Parking on a track alongside my target wood today, I was greeted by the cattle herd. For them, the appearance of a human means ‘silage’ but they were to be disappointed. As I stood at the back of the motor assembling the .22LR, I was serenaded with a symphony of cow-farts and pissing. I stared up at the sky to check the ozone layer above me. Pure blue sky and no sign of a hole; a pleasant day for October. As I walked past the gate I tipped my camo baseball cap and said “Good morning, ladies!”
Settling amongst the trees I took some time to acclimatise. Last nights torrential rain had dampened the Autumn leaf fall and would make for noiseless stalking. I relaxed and took pleasure in the efficiency of my new glasses. Looking back out of the wood across the fields it seemed I could see forever. A worthwhile investment. Raising the rifle I adjusted the ocular lens, dialling in on the bark of an oak tree to get a crisp, clear view matched to my right spectacle lens. Then I calibrated my camera viewfinder to my left lens. Time for a walkabout. My quarry today was that annoying little beast recently glorified in the Lynx Men’s Deodorant adverts on TV. The cartoon caricature of a pelvis-lunging squirrel is not too far removed from the truth; they are ridiculously fecund creatures.
Before I had taken twenty strides, there was the first grey squirrel. Head down, tail up and digging a deep enough hole to cache the cob-nut between it’s teeth. Totally pre-occupied, it had no idea what hit it and slumped into the leaf-mulch. I stood for some time waiting for other activity, as at this time of year there are normally more squirrels harvesting the same hazel stand. Not so in this case, so I moved on. The buzzards had already joined me overhead, on hearing the muted shot. The squirrel was an old buck, judging by it’s brown incisors. The meat would be too sinewy for my table so I stretched it across a log-pile on the edge of a clearing. Not too easy for the buzzards to find, but the white underbelly would be spotted by diligent eyes. I left the carcass intact. A split belly would attract the attention of all manner of horrors – from bluebottle to stoat to magpie. I wanted my buzzards to find this. Not just to keep their attention from the pheasants. They deserve it for the entertainment they give. Soaring high, circling and mewling on warm thermal days. Spooking me when they launch from a bough, huge wings out-stretched, in the midst of the wood. Yet there has to a balance ‘twixt diversionary feeding and dependency. The online videos of red kites being fed trailer loads of offal disgusts me. Take the lazy food supply away and most of those birds will die, having forgotten how to hunt and scavenge for themselves.

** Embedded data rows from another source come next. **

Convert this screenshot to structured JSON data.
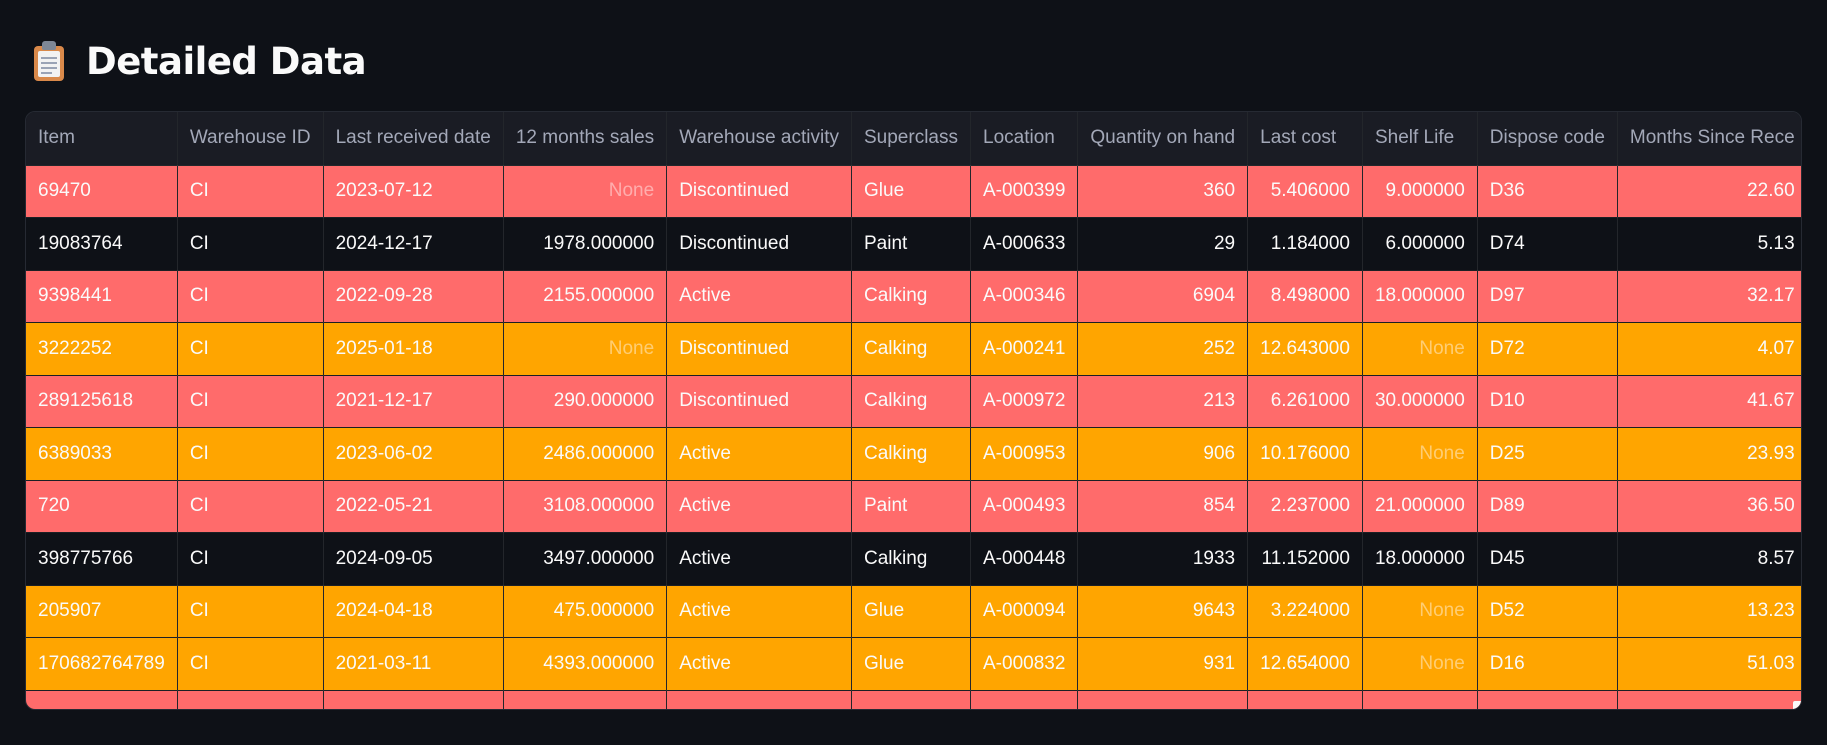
{
  "header": {
    "icon": "clipboard-icon",
    "title": "Detailed Data"
  },
  "table": {
    "columns": [
      "Item",
      "Warehouse ID",
      "Last received date",
      "12 months sales",
      "Warehouse activity",
      "Superclass",
      "Location",
      "Quantity on hand",
      "Last cost",
      "Shelf Life",
      "Dispose code",
      "Months Since Rece"
    ],
    "rows": [
      {
        "tone": "red",
        "cells": [
          "69470",
          "CI",
          "2023-07-12",
          "None",
          "Discontinued",
          "Glue",
          "A-000399",
          "360",
          "5.406000",
          "9.000000",
          "D36",
          "22.60"
        ]
      },
      {
        "tone": "plain",
        "cells": [
          "19083764",
          "CI",
          "2024-12-17",
          "1978.000000",
          "Discontinued",
          "Paint",
          "A-000633",
          "29",
          "1.184000",
          "6.000000",
          "D74",
          "5.13"
        ]
      },
      {
        "tone": "red",
        "cells": [
          "9398441",
          "CI",
          "2022-09-28",
          "2155.000000",
          "Active",
          "Calking",
          "A-000346",
          "6904",
          "8.498000",
          "18.000000",
          "D97",
          "32.17"
        ]
      },
      {
        "tone": "orange",
        "cells": [
          "3222252",
          "CI",
          "2025-01-18",
          "None",
          "Discontinued",
          "Calking",
          "A-000241",
          "252",
          "12.643000",
          "None",
          "D72",
          "4.07"
        ]
      },
      {
        "tone": "red",
        "cells": [
          "289125618",
          "CI",
          "2021-12-17",
          "290.000000",
          "Discontinued",
          "Calking",
          "A-000972",
          "213",
          "6.261000",
          "30.000000",
          "D10",
          "41.67"
        ]
      },
      {
        "tone": "orange",
        "cells": [
          "6389033",
          "CI",
          "2023-06-02",
          "2486.000000",
          "Active",
          "Calking",
          "A-000953",
          "906",
          "10.176000",
          "None",
          "D25",
          "23.93"
        ]
      },
      {
        "tone": "red",
        "cells": [
          "720",
          "CI",
          "2022-05-21",
          "3108.000000",
          "Active",
          "Paint",
          "A-000493",
          "854",
          "2.237000",
          "21.000000",
          "D89",
          "36.50"
        ]
      },
      {
        "tone": "plain",
        "cells": [
          "398775766",
          "CI",
          "2024-09-05",
          "3497.000000",
          "Active",
          "Calking",
          "A-000448",
          "1933",
          "11.152000",
          "18.000000",
          "D45",
          "8.57"
        ]
      },
      {
        "tone": "orange",
        "cells": [
          "205907",
          "CI",
          "2024-04-18",
          "475.000000",
          "Active",
          "Glue",
          "A-000094",
          "9643",
          "3.224000",
          "None",
          "D52",
          "13.23"
        ]
      },
      {
        "tone": "orange",
        "cells": [
          "170682764789",
          "CI",
          "2021-03-11",
          "4393.000000",
          "Active",
          "Glue",
          "A-000832",
          "931",
          "12.654000",
          "None",
          "D16",
          "51.03"
        ]
      }
    ]
  }
}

Grey squirrel control is a controversial subject for the urbanite and I ‘get it’. Other than a scabies-ridden fox or scurvy rat, the only wild mammal a city dweller is likely to see is the grey squirrel. It looks ‘twee, fluffy and cuddly’. It’s intelligence is legendary, including video clips of complicated garden bird-table raids accompanied by Mission Impossible soundtracks. All of which serves to justify the actions that we rural folk take to control the little alien invader. Its displacement of our indigenous red squirrel has been swift. The pox that many carry is an irritant to them but slaughters its red cousin. Oblivious to the toxic content of unripe acorns its rape of the green crop leaves red squirrels without a basic food source. They can only eat ripe acorns. The grey squirrel has an omnivorous nature and won’t hesitate to harvest birds eggs and chicks. In lean times it seeks sustenance by pulling bark from young trees to reach the nutrients in the soft wood beneath. This practise (known as ring-barking) either kills or maims the growing tree to the extent that the timber is worthless. The grey squirrel is definitely not a foresters or conservationists friend. Just take a good look at its front and rear paws; perfectly evolved for gripping and climbing.

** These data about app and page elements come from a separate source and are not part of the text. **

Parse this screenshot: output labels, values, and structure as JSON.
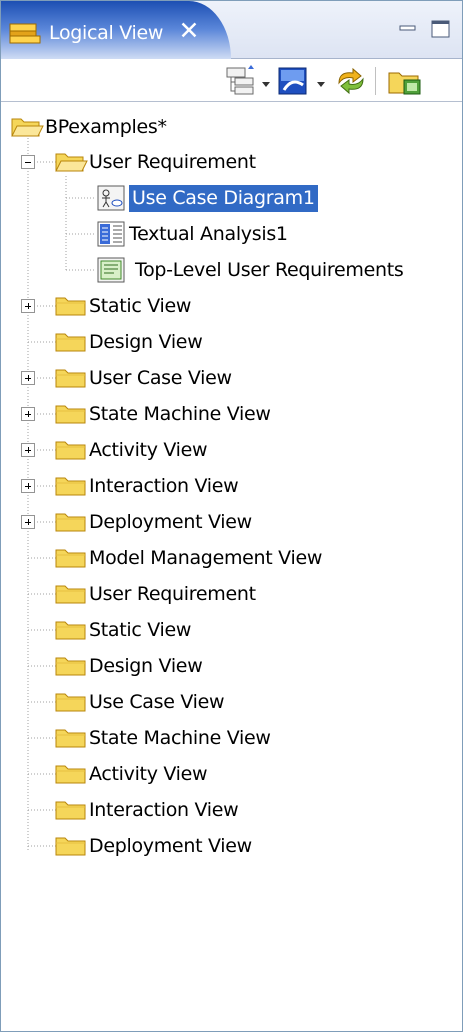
{
  "tab": {
    "title": "Logical View",
    "close_glyph": "✕"
  },
  "window_controls": {
    "minimize": "minimize-icon",
    "maximize": "maximize-icon"
  },
  "toolbar": {
    "buttons": [
      "collapse-all-icon",
      "dropdown-arrow-icon",
      "layout-icon",
      "dropdown-arrow-icon",
      "sync-arrows-icon",
      "new-folder-icon"
    ]
  },
  "tree": {
    "root": "BPexamples*",
    "requirement_folder": "User Requirement",
    "children": [
      "Use Case Diagram1",
      "Textual Analysis1",
      "Top-Level User Requirements"
    ],
    "folders": [
      "Static View",
      "Design View",
      "User Case View",
      "State Machine View",
      "Activity View",
      "Interaction View",
      "Deployment View",
      "Model Management View",
      "User Requirement",
      "Static View",
      "Design View",
      "Use Case View",
      "State Machine View",
      "Activity View",
      "Interaction View",
      "Deployment View"
    ],
    "selected": "Use Case Diagram1"
  },
  "colors": {
    "tab_dark": "#1d4fb3",
    "selection": "#316ac5",
    "folder_fill": "#f5d65a",
    "folder_stroke": "#b8860b"
  }
}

Soon I chanced upon a tree-rat picnic spot. A pile of empty sweet chestnut kernels sat beneath a beech bole, dragged there one by one by a grey and chewed open to extract the chestnuts. I set up my portable seat to just sit and watch the wood for a while. Within ten minutes I’d bagged another two greys as they laboured to cache cob-nuts under the damp forest floor. Those buried nuts would now go unclaimed and hopefully the next generation of hazel trees will burst forth come spring.
With the call of family duty beckoning I settled for todays hat-trick but took the plump squirrels home rather than leave them for the buzzards. There was enough meat on this trio to form the basis of a tasty Masala curry. Just cut all the meat you can from the bone, dice it, add to a slow cooker with a packet sauce (I use Schwartz tikka masala mix), mushrooms, spinach and 200ml of water. Slow cook for 4-6 hours and serve with basmati rice and naan bread.
Just remember, at no time during the process should you spray it with Lynx Africa.
Copyright Ian Barnett, Wildscribbler, October 2021